Unsighted is an upcoming action game about the end of a war between humans and robots, where the remaining robots may soon run out of the secret energy that provides them consciousness. It looks beautiful, with strong Hyper Light Drifter vibes, and like many modern action games, appears taxing on the fingers. Being hard was part of the pitch, and while it remains part of the pitch, COVID-19 has fundamentally altered its design:
Originally, Unsighted was meant to be a straightforward mashup of action and puzzles, from start to finish. As the endless anxiety of 2020 unfolded, however, the developers started looking at what they were making, contrasted with relaxing games like Animal Crossing, which proved extremely popular during the year, specifically because they let folks unwind.
But it wasn't just the wider audience feeling this way, it was the developers at Studio Pixel Punk, too. It was a combination of COVID-19's existential threat, a lack of socialization with family and friends, and an increasingly volatile political climate. (Studio Pixel Punk is located in Brazil, where, among other things, they're dealing with Trump-like leader Jair Bolsonaro.)
"I was really into tough games when the development of Unsighted began, but in 2020 I couldn't get into them anymore," said Unsighted coder and artist Tiana Pixel. "There was already so much stress in the real world. I started to get into old favorites of mine, such as Harvest Moon, and [my coworker] showed me Animal Crossing."
COVID-19 has impacted the world of games in huge ways, most notably delays for highly anticipated releases and massive teams being forced to work from home for months on end. Less understood has been the ways such large changes would manifest within game design.
"I also always loved the tougher games, and I still do," said coder and composer Fernanda Dias, "but I’ve also grown to really cherish and appreciate some more easygoing experiences, and thought, why can’t Unsighted provide some of that too, for those who prefer it?"
Part of the trick, though, is that stress is core to the design of Unsighted. The moment you start playing, you have 25 hours to beat the game. There's actually a real-time clock in the corner! But now, there are ways in the game to stop that clock—temporarily, anyway.
You can also go fishing, hunt treasure, play mini-games, and raise pets. It's all optional.
"We realized that those also help to better pace the game, since the game is so hectic all the time, those moments really stand out," said the game's developers in a joint answer. "And having them in makes the more intense parts have more weight too, that contrast really makes it so they’re larger than the sum of their parts."

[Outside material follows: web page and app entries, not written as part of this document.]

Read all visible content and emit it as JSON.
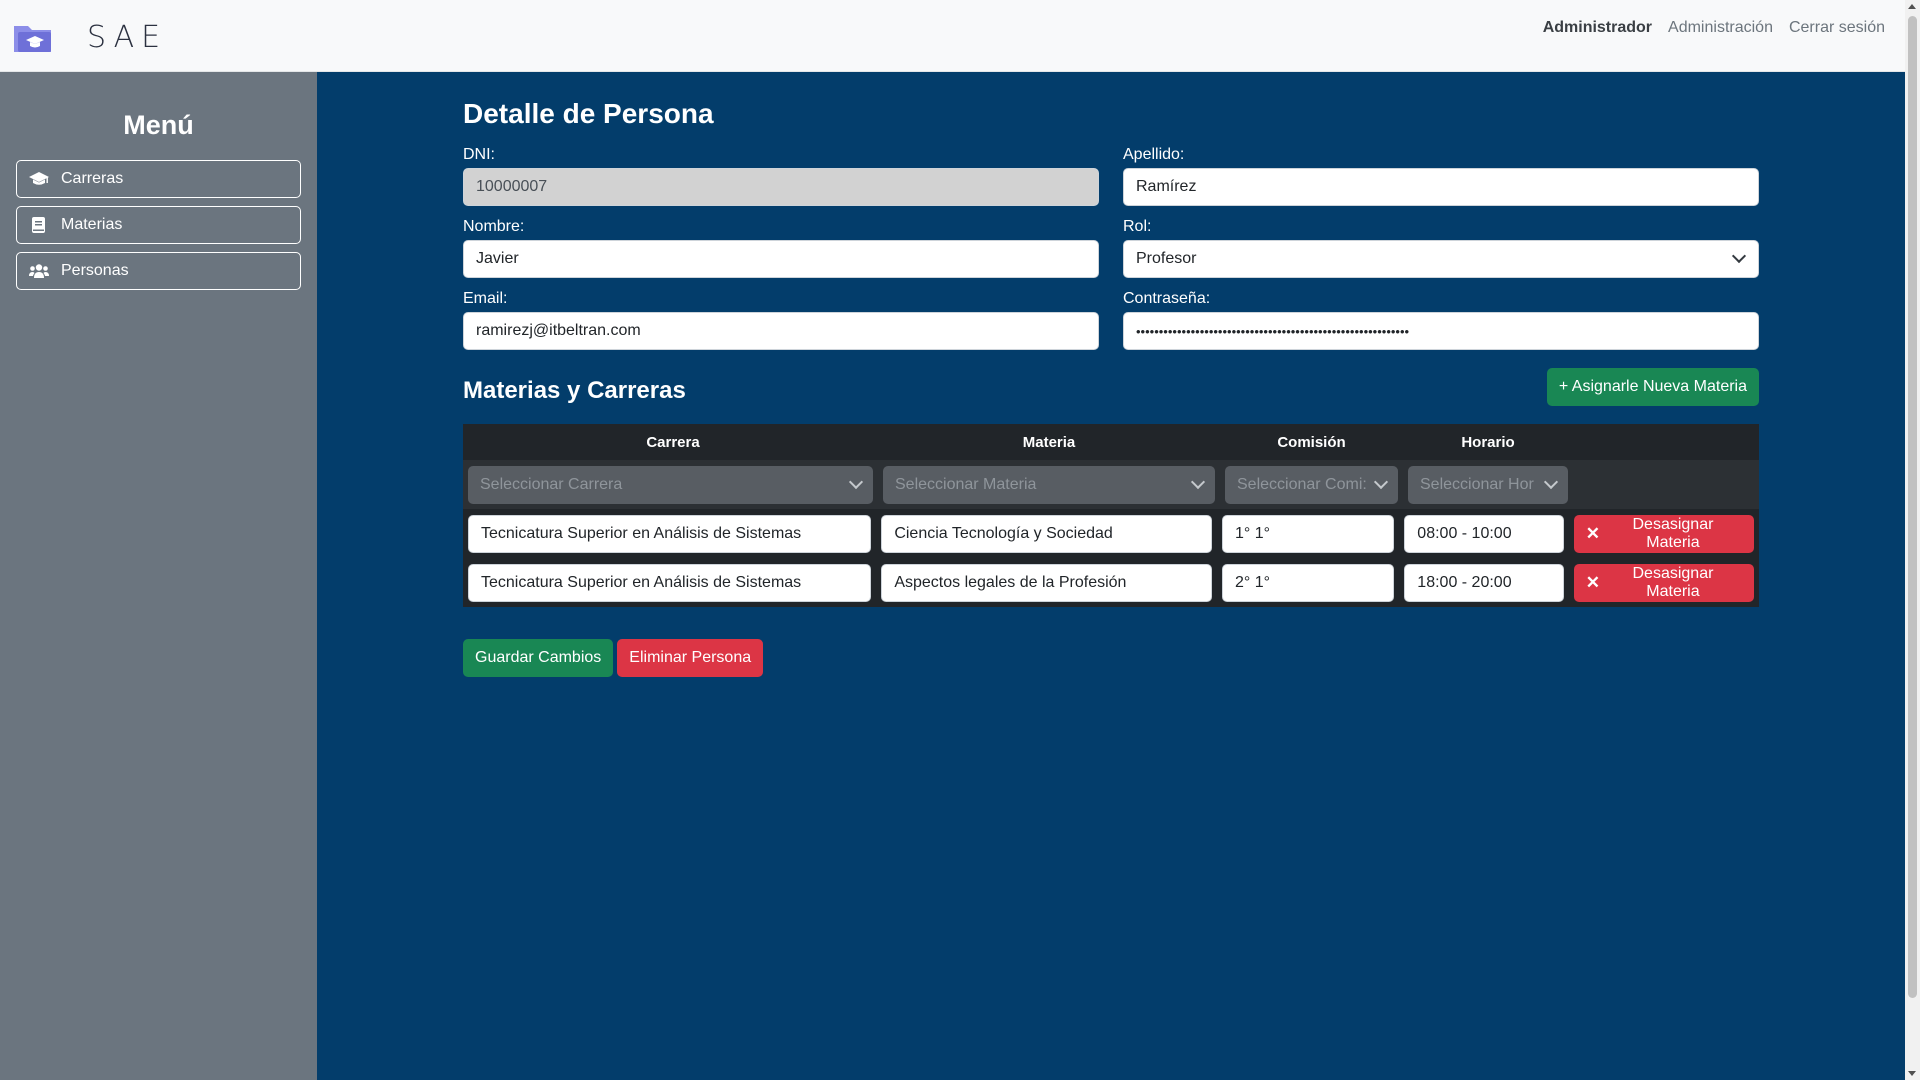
{
  "header": {
    "logo_text": "SAE",
    "nav": [
      "Administrador",
      "Administración",
      "Cerrar sesión"
    ]
  },
  "sidebar": {
    "title": "Menú",
    "items": [
      {
        "label": "Carreras",
        "icon": "graduation-cap-icon"
      },
      {
        "label": "Materias",
        "icon": "book-icon"
      },
      {
        "label": "Personas",
        "icon": "users-icon"
      }
    ]
  },
  "page": {
    "title": "Detalle de Persona",
    "fields": {
      "dni_label": "DNI:",
      "dni_value": "10000007",
      "apellido_label": "Apellido:",
      "apellido_value": "Ramírez",
      "nombre_label": "Nombre:",
      "nombre_value": "Javier",
      "rol_label": "Rol:",
      "rol_value": "Profesor",
      "email_label": "Email:",
      "email_value": "ramirezj@itbeltran.com",
      "password_label": "Contraseña:",
      "password_value": "••••••••••••••••••••••••••••••••••••••••••••••••••••••••••••"
    },
    "section_title": "Materias y Carreras",
    "assign_button": "+ Asignarle Nueva Materia",
    "table": {
      "headers": [
        "Carrera",
        "Materia",
        "Comisión",
        "Horario"
      ],
      "filters": [
        "Seleccionar Carrera",
        "Seleccionar Materia",
        "Seleccionar Comi:",
        "Seleccionar Hor"
      ],
      "rows": [
        {
          "carrera": "Tecnicatura Superior en Análisis de Sistemas",
          "materia": "Ciencia Tecnología y Sociedad",
          "comision": "1° 1°",
          "horario": "08:00 - 10:00",
          "action": "Desasignar Materia"
        },
        {
          "carrera": "Tecnicatura Superior en Análisis de Sistemas",
          "materia": "Aspectos legales de la Profesión",
          "comision": "2° 1°",
          "horario": "18:00 - 20:00",
          "action": "Desasignar Materia"
        }
      ]
    },
    "save_button": "Guardar Cambios",
    "delete_button": "Eliminar Persona"
  },
  "colors": {
    "main_bg": "#033d6b",
    "sidebar_bg": "#6b757f",
    "success": "#198754",
    "danger": "#dc3545"
  }
}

The team described their development philosophy as "letting the player play the way they want to," and part of that means respecting players might be in the mood for different things. Maybe they like running around the world of Unsighted, but they don't want stressful combat.
"As long as you don't force these things," said the developers, "we think it's good to have the options for different experiences inside one game for the players to reach out to, if they want or need."
This revelation prompted the developers to examine the game's accessibility options, too. If you're accommodating what mood a player might be in, isn't a natural extension of that to accommodate someone who might like to play the game but has trouble with the combat?
Thus, "exploration mode," which lets players slow—or even stop—the stressful timer, or modify the combat to make it easier. The word "exploration" was chosen very carefully, too.
"We also try to be very careful with the wording we choose, to not judge the players that are looking for these experiences," the team said.
The experiences of the creatives, whether it's a big budget world like Assassin's Creed Valhalla or a more intimate action game like Unsighted, inform the games they're making. The effects of COVID-19 will be felt for years, no matter how quickly a vaccine arrives.
In this case, the COVID-19 effect was opening up a challenging game to more people.
"Video games are an interactive art," said the developers, "and we think that allowing the player to have input over how they want to play the game is part of that, instead of relying solely on a single vision."